---------- THE RECORDS ----------

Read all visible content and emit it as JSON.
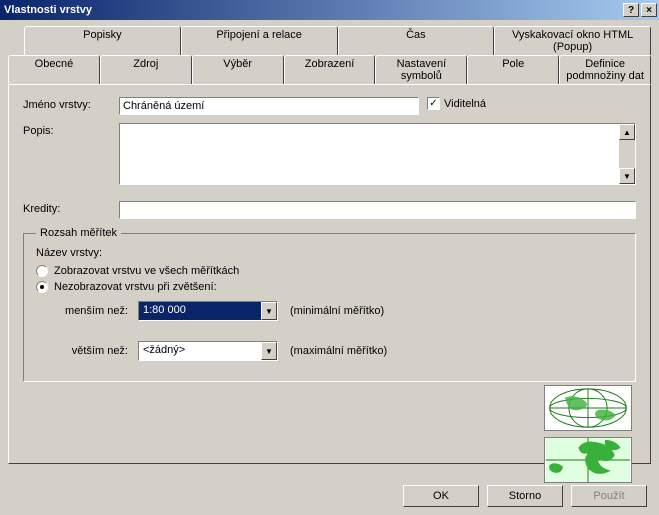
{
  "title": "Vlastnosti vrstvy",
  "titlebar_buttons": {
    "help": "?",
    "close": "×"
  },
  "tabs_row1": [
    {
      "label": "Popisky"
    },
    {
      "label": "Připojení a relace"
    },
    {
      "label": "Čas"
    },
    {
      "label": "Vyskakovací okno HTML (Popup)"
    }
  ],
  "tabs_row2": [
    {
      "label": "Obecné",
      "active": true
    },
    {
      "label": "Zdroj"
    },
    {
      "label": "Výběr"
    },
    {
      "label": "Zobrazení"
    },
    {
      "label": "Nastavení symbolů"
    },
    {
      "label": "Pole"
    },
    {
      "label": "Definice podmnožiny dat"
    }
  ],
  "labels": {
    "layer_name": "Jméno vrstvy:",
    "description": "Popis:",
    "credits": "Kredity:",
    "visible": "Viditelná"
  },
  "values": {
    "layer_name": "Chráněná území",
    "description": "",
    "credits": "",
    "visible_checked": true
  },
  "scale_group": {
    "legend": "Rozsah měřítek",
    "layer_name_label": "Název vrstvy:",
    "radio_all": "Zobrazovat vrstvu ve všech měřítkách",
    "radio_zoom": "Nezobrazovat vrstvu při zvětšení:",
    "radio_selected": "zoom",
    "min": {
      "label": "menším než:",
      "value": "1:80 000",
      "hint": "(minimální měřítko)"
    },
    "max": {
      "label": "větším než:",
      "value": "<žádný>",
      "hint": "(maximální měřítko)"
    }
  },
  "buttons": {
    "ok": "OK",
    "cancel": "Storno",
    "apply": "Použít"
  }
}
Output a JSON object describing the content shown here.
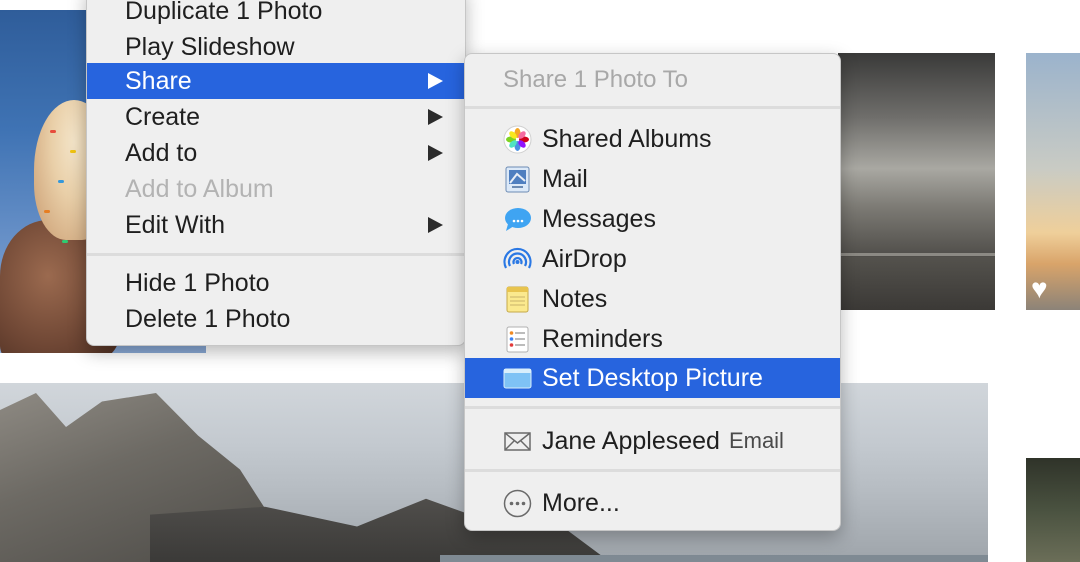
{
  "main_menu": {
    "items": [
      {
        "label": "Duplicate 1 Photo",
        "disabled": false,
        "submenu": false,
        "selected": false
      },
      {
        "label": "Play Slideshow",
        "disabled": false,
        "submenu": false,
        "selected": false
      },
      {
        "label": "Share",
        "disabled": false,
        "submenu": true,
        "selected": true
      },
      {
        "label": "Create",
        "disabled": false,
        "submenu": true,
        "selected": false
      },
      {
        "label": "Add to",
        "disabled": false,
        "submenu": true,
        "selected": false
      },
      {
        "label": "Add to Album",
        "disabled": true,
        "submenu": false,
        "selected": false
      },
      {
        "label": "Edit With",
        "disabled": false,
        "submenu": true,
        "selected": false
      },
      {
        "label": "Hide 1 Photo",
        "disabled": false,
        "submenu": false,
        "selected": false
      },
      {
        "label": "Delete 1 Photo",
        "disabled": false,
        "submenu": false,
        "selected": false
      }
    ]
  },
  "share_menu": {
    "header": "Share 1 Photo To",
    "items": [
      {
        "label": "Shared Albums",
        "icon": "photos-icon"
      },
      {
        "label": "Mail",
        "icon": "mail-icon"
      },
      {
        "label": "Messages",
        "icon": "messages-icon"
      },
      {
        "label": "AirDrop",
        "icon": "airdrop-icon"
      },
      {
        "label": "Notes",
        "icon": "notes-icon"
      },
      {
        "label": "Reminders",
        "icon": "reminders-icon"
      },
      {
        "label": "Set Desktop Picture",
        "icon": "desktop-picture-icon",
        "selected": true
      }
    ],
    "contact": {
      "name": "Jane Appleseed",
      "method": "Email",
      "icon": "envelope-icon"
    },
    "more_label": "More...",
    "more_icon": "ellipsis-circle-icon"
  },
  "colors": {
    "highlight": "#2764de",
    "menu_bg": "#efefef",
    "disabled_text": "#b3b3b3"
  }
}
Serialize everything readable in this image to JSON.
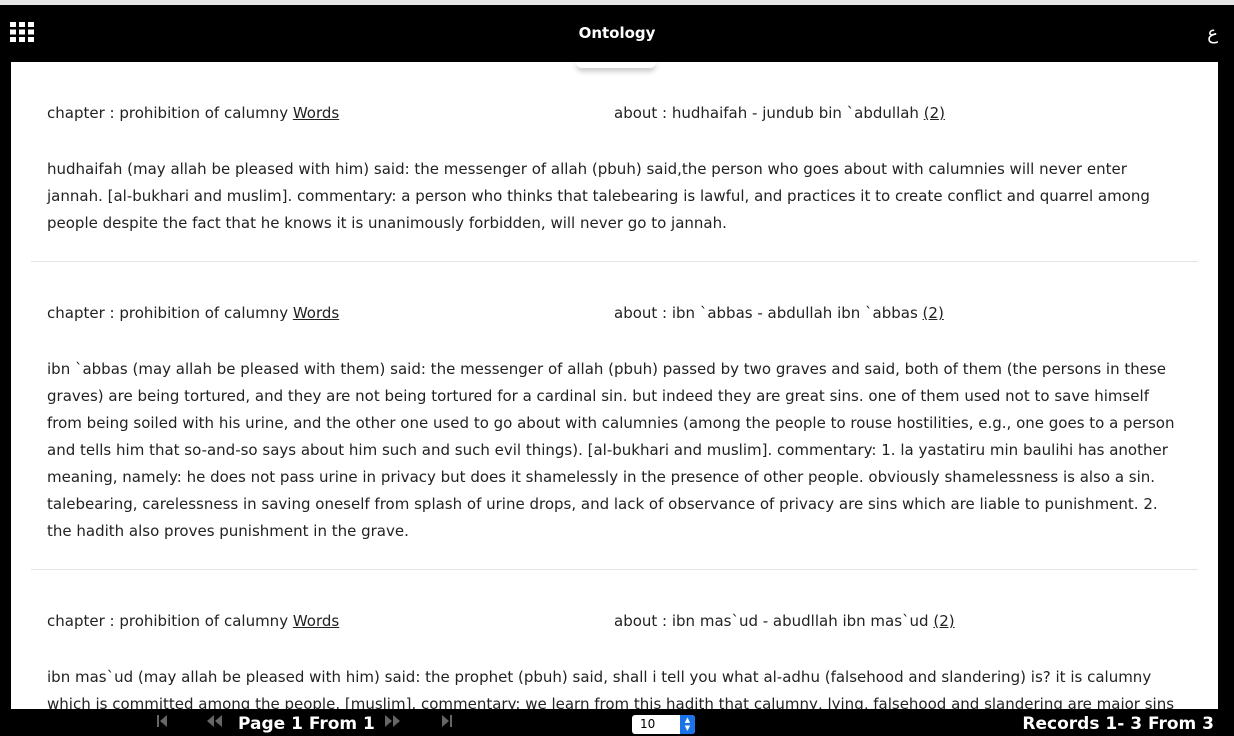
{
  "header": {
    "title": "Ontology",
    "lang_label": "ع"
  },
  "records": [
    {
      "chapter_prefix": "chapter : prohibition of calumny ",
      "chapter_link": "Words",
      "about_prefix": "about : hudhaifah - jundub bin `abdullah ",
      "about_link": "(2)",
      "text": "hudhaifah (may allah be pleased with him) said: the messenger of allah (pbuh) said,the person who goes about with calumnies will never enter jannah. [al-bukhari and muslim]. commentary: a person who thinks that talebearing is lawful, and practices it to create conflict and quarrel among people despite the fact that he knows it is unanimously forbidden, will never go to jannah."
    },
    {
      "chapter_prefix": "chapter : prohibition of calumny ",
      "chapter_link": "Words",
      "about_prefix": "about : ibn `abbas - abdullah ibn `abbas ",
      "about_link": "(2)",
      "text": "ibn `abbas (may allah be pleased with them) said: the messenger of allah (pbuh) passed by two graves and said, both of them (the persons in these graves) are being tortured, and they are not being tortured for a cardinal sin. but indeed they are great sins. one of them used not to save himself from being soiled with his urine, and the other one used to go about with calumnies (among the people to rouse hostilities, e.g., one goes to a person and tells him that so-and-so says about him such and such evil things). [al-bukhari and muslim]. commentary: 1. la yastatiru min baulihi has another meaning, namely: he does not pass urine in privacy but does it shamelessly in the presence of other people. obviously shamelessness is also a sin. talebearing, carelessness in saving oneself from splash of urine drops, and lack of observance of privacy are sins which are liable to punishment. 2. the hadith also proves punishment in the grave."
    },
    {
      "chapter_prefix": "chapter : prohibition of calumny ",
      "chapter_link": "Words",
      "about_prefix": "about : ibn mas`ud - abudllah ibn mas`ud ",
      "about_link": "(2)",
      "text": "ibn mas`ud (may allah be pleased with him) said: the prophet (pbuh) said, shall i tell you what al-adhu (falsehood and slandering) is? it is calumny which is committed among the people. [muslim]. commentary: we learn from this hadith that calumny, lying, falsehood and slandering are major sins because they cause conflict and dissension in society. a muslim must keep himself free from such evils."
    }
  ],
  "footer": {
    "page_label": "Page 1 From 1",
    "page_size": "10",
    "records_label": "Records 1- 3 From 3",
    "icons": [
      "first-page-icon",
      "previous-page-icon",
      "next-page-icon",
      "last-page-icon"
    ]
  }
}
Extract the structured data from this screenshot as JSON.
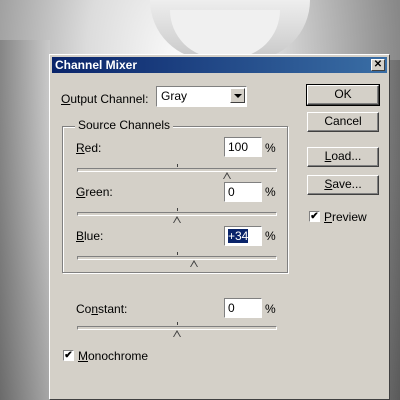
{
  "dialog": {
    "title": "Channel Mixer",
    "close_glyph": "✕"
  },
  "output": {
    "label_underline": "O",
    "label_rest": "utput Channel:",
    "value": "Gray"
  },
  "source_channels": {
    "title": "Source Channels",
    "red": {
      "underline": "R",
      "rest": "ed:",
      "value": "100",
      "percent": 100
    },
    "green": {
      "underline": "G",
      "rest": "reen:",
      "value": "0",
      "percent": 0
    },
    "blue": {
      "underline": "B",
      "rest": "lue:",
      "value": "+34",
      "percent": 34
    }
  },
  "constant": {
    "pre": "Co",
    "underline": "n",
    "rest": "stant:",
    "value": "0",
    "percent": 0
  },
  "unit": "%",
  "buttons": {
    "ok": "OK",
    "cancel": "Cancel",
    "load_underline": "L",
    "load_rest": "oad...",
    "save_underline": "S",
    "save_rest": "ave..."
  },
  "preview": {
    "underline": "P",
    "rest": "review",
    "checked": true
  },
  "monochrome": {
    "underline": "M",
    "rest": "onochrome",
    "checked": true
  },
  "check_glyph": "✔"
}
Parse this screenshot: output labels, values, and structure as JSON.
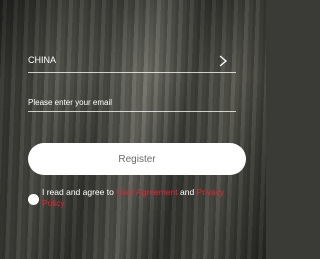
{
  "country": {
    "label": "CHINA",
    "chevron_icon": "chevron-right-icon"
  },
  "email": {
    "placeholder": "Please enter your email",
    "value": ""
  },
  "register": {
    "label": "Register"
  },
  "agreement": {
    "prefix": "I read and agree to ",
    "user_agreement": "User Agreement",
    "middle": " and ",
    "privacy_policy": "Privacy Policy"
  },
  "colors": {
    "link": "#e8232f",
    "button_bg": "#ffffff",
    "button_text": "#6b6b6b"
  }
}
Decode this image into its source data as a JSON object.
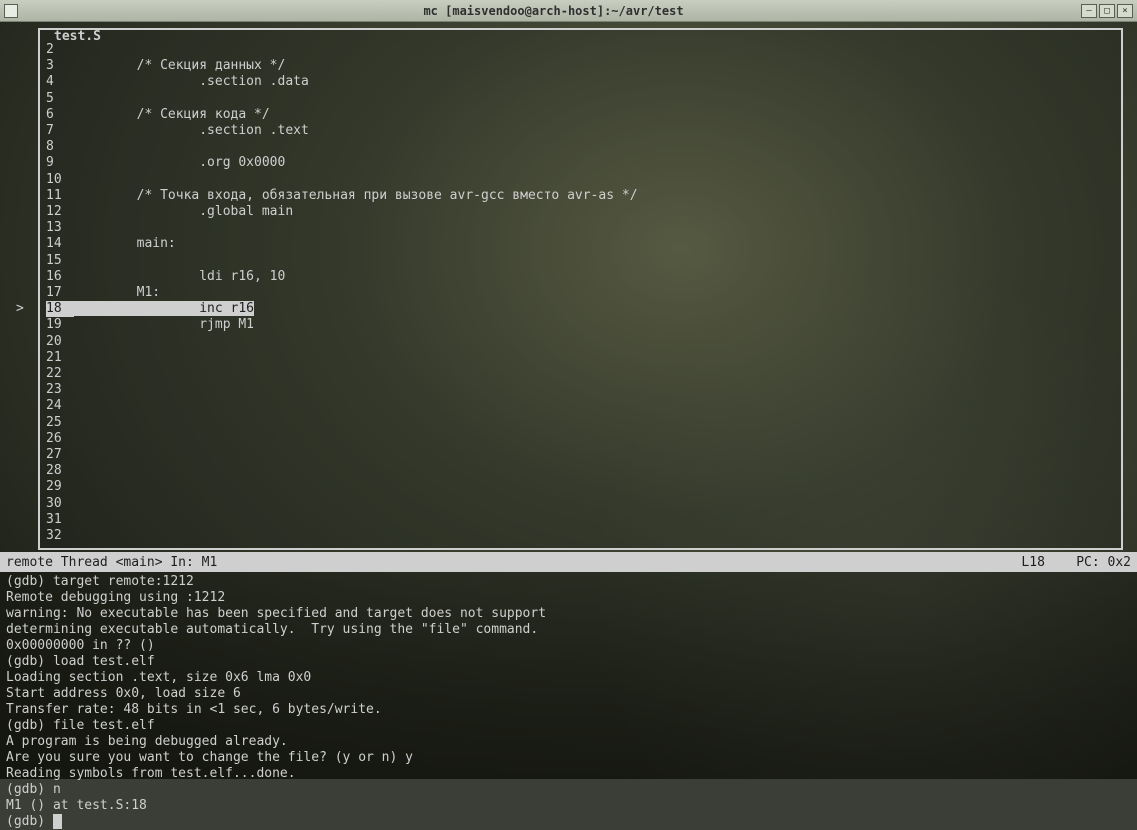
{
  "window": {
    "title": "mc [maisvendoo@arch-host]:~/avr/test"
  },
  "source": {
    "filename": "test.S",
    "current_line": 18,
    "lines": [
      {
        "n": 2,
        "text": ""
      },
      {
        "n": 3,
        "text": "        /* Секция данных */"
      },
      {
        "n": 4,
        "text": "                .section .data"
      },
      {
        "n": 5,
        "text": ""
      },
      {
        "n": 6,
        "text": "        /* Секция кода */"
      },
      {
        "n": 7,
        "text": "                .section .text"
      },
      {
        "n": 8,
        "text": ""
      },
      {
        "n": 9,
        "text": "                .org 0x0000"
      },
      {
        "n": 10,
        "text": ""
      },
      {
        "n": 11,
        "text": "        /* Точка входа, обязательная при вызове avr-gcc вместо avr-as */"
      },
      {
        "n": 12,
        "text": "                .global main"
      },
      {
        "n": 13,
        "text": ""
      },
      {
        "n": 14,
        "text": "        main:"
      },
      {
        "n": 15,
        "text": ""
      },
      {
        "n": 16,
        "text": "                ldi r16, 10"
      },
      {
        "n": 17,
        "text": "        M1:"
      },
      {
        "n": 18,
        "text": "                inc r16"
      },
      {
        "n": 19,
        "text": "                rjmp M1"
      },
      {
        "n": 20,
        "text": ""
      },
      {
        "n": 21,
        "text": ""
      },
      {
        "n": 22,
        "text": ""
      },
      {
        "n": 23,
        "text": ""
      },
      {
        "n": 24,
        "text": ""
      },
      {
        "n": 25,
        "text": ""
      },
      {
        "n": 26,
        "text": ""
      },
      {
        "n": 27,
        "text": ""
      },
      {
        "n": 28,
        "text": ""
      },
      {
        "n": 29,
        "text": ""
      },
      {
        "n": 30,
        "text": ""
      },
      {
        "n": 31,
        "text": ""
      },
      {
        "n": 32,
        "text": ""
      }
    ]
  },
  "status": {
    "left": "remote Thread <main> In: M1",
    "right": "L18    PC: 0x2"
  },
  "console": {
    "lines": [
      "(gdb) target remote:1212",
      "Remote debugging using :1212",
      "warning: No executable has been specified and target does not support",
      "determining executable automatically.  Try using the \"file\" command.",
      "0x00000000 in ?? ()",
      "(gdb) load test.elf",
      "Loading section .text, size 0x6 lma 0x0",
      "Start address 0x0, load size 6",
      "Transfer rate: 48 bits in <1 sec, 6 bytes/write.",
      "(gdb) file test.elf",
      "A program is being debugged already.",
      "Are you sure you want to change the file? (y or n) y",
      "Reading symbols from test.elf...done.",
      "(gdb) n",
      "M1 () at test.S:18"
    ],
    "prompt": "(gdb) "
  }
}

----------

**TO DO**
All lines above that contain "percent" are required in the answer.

**ANSWER TO THIS TASK**
      "percent": 100
      "percent": 0
      "percent": 34
    "percent": 0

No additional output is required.